[Website and app data records]
- - -

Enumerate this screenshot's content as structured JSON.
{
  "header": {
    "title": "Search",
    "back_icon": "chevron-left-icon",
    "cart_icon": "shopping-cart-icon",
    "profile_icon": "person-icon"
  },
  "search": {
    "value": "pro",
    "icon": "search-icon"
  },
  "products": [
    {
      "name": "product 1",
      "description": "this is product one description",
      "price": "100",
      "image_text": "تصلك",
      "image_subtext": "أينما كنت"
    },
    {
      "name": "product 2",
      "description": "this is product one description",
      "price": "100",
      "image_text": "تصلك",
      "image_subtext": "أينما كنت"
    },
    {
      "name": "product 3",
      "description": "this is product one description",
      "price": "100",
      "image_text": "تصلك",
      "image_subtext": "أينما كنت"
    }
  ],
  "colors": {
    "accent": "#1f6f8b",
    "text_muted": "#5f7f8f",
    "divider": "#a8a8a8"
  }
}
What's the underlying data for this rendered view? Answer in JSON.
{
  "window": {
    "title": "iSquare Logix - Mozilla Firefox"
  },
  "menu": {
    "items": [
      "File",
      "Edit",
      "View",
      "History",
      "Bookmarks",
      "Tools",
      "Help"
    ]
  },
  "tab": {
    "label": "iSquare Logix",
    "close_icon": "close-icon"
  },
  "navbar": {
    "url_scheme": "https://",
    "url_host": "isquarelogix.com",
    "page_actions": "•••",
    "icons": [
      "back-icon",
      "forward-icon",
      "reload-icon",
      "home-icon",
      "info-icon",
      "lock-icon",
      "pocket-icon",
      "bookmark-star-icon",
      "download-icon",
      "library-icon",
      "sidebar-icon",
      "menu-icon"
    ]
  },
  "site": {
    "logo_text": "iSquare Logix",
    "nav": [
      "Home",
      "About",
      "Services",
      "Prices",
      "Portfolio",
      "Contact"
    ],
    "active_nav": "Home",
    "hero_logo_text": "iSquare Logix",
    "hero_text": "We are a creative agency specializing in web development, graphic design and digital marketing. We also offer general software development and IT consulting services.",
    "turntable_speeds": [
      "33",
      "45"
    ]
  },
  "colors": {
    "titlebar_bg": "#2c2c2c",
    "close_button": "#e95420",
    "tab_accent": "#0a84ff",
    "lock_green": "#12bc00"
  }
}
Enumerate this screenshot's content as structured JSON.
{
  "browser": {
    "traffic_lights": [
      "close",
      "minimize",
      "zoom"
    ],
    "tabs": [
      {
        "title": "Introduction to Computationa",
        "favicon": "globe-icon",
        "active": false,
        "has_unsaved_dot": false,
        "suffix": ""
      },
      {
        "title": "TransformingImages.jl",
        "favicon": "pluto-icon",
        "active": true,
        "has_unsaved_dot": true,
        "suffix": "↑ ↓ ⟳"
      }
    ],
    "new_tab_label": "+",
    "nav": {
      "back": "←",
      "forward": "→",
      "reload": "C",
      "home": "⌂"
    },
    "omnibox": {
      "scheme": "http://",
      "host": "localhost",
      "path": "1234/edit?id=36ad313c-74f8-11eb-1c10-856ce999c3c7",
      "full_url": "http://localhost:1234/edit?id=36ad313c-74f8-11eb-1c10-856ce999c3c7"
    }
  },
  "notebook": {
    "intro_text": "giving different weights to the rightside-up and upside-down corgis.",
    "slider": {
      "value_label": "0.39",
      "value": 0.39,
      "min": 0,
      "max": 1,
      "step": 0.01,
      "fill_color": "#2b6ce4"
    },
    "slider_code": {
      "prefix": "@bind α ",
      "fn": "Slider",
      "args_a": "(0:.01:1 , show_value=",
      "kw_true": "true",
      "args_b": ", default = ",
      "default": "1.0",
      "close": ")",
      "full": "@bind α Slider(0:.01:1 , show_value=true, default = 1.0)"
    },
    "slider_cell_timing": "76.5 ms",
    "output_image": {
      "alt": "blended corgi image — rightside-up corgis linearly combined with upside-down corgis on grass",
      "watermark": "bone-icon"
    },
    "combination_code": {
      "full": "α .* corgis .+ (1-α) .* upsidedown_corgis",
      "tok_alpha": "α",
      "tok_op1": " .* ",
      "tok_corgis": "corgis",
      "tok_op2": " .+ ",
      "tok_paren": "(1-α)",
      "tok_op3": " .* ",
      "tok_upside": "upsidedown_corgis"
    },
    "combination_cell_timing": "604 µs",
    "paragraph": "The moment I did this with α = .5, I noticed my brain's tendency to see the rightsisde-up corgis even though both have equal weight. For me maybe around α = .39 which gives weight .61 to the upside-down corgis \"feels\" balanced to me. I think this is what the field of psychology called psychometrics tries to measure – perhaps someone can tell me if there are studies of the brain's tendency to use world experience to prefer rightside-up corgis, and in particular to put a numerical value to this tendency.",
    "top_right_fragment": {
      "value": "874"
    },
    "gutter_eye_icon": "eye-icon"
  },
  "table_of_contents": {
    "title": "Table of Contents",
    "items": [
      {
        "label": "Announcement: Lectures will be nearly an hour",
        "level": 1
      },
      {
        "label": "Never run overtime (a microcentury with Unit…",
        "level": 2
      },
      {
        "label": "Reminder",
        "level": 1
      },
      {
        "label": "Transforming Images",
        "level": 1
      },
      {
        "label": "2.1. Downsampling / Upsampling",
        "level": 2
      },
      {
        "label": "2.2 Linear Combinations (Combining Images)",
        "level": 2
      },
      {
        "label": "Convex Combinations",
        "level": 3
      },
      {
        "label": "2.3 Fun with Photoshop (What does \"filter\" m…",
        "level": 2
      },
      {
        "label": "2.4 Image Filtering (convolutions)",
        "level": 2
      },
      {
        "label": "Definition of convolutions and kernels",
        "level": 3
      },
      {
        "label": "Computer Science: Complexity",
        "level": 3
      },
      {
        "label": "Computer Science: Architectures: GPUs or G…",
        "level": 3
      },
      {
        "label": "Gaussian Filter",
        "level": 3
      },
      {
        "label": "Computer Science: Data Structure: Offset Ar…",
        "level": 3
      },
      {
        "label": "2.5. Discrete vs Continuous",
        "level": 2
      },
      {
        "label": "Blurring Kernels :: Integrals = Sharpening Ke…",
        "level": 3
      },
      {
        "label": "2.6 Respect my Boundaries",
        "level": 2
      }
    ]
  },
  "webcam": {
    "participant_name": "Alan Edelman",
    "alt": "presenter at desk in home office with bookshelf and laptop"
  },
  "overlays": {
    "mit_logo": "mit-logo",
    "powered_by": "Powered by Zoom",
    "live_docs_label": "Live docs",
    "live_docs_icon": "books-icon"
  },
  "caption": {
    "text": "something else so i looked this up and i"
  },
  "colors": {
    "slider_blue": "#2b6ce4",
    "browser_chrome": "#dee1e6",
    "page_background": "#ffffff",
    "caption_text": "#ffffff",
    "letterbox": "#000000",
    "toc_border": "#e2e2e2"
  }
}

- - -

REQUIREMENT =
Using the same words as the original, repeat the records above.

EXERCISE OUTPUT =
Enumerate this screenshot's content as structured JSON.
{
  "header": {
    "title": "Search",
    "back_icon": "chevron-left-icon",
    "cart_icon": "shopping-cart-icon",
    "profile_icon": "person-icon"
  },
  "search": {
    "value": "pro",
    "icon": "search-icon"
  },
  "products": [
    {
      "name": "product 1",
      "description": "this is product one description",
      "price": "100",
      "image_text": "تصلك",
      "image_subtext": "أينما كنت"
    },
    {
      "name": "product 2",
      "description": "this is product one description",
      "price": "100",
      "image_text": "تصلك",
      "image_subtext": "أينما كنت"
    },
    {
      "name": "product 3",
      "description": "this is product one description",
      "price": "100",
      "image_text": "تصلك",
      "image_subtext": "أينما كنت"
    }
  ],
  "colors": {
    "accent": "#1f6f8b",
    "text_muted": "#5f7f8f",
    "divider": "#a8a8a8"
  }
}
What's the underlying data for this rendered view? Answer in JSON.
{
  "window": {
    "title": "iSquare Logix - Mozilla Firefox"
  },
  "menu": {
    "items": [
      "File",
      "Edit",
      "View",
      "History",
      "Bookmarks",
      "Tools",
      "Help"
    ]
  },
  "tab": {
    "label": "iSquare Logix",
    "close_icon": "close-icon"
  },
  "navbar": {
    "url_scheme": "https://",
    "url_host": "isquarelogix.com",
    "page_actions": "•••",
    "icons": [
      "back-icon",
      "forward-icon",
      "reload-icon",
      "home-icon",
      "info-icon",
      "lock-icon",
      "pocket-icon",
      "bookmark-star-icon",
      "download-icon",
      "library-icon",
      "sidebar-icon",
      "menu-icon"
    ]
  },
  "site": {
    "logo_text": "iSquare Logix",
    "nav": [
      "Home",
      "About",
      "Services",
      "Prices",
      "Portfolio",
      "Contact"
    ],
    "active_nav": "Home",
    "hero_logo_text": "iSquare Logix",
    "hero_text": "We are a creative agency specializing in web development, graphic design and digital marketing. We also offer general software development and IT consulting services.",
    "turntable_speeds": [
      "33",
      "45"
    ]
  },
  "colors": {
    "titlebar_bg": "#2c2c2c",
    "close_button": "#e95420",
    "tab_accent": "#0a84ff",
    "lock_green": "#12bc00"
  }
}
Enumerate this screenshot's content as structured JSON.
{
  "browser": {
    "traffic_lights": [
      "close",
      "minimize",
      "zoom"
    ],
    "tabs": [
      {
        "title": "Introduction to Computationa",
        "favicon": "globe-icon",
        "active": false,
        "has_unsaved_dot": false,
        "suffix": ""
      },
      {
        "title": "TransformingImages.jl",
        "favicon": "pluto-icon",
        "active": true,
        "has_unsaved_dot": true,
        "suffix": "↑ ↓ ⟳"
      }
    ],
    "new_tab_label": "+",
    "nav": {
      "back": "←",
      "forward": "→",
      "reload": "C",
      "home": "⌂"
    },
    "omnibox": {
      "scheme": "http://",
      "host": "localhost",
      "path": "1234/edit?id=36ad313c-74f8-11eb-1c10-856ce999c3c7",
      "full_url": "http://localhost:1234/edit?id=36ad313c-74f8-11eb-1c10-856ce999c3c7"
    }
  },
  "notebook": {
    "intro_text": "giving different weights to the rightside-up and upside-down corgis.",
    "slider": {
      "value_label": "0.39",
      "value": 0.39,
      "min": 0,
      "max": 1,
      "step": 0.01,
      "fill_color": "#2b6ce4"
    },
    "slider_code": {
      "prefix": "@bind α ",
      "fn": "Slider",
      "args_a": "(0:.01:1 , show_value=",
      "kw_true": "true",
      "args_b": ", default = ",
      "default": "1.0",
      "close": ")",
      "full": "@bind α Slider(0:.01:1 , show_value=true, default = 1.0)"
    },
    "slider_cell_timing": "76.5 ms",
    "output_image": {
      "alt": "blended corgi image — rightside-up corgis linearly combined with upside-down corgis on grass",
      "watermark": "bone-icon"
    },
    "combination_code": {
      "full": "α .* corgis .+ (1-α) .* upsidedown_corgis",
      "tok_alpha": "α",
      "tok_op1": " .* ",
      "tok_corgis": "corgis",
      "tok_op2": " .+ ",
      "tok_paren": "(1-α)",
      "tok_op3": " .* ",
      "tok_upside": "upsidedown_corgis"
    },
    "combination_cell_timing": "604 µs",
    "paragraph": "The moment I did this with α = .5, I noticed my brain's tendency to see the rightsisde-up corgis even though both have equal weight. For me maybe around α = .39 which gives weight .61 to the upside-down corgis \"feels\" balanced to me. I think this is what the field of psychology called psychometrics tries to measure – perhaps someone can tell me if there are studies of the brain's tendency to use world experience to prefer rightside-up corgis, and in particular to put a numerical value to this tendency.",
    "top_right_fragment": {
      "value": "874"
    },
    "gutter_eye_icon": "eye-icon"
  },
  "table_of_contents": {
    "title": "Table of Contents",
    "items": [
      {
        "label": "Announcement: Lectures will be nearly an hour",
        "level": 1
      },
      {
        "label": "Never run overtime (a microcentury with Unit…",
        "level": 2
      },
      {
        "label": "Reminder",
        "level": 1
      },
      {
        "label": "Transforming Images",
        "level": 1
      },
      {
        "label": "2.1. Downsampling / Upsampling",
        "level": 2
      },
      {
        "label": "2.2 Linear Combinations (Combining Images)",
        "level": 2
      },
      {
        "label": "Convex Combinations",
        "level": 3
      },
      {
        "label": "2.3 Fun with Photoshop (What does \"filter\" m…",
        "level": 2
      },
      {
        "label": "2.4 Image Filtering (convolutions)",
        "level": 2
      },
      {
        "label": "Definition of convolutions and kernels",
        "level": 3
      },
      {
        "label": "Computer Science: Complexity",
        "level": 3
      },
      {
        "label": "Computer Science: Architectures: GPUs or G…",
        "level": 3
      },
      {
        "label": "Gaussian Filter",
        "level": 3
      },
      {
        "label": "Computer Science: Data Structure: Offset Ar…",
        "level": 3
      },
      {
        "label": "2.5. Discrete vs Continuous",
        "level": 2
      },
      {
        "label": "Blurring Kernels :: Integrals = Sharpening Ke…",
        "level": 3
      },
      {
        "label": "2.6 Respect my Boundaries",
        "level": 2
      }
    ]
  },
  "webcam": {
    "participant_name": "Alan Edelman",
    "alt": "presenter at desk in home office with bookshelf and laptop"
  },
  "overlays": {
    "mit_logo": "mit-logo",
    "powered_by": "Powered by Zoom",
    "live_docs_label": "Live docs",
    "live_docs_icon": "books-icon"
  },
  "caption": {
    "text": "something else so i looked this up and i"
  },
  "colors": {
    "slider_blue": "#2b6ce4",
    "browser_chrome": "#dee1e6",
    "page_background": "#ffffff",
    "caption_text": "#ffffff",
    "letterbox": "#000000",
    "toc_border": "#e2e2e2"
  }
}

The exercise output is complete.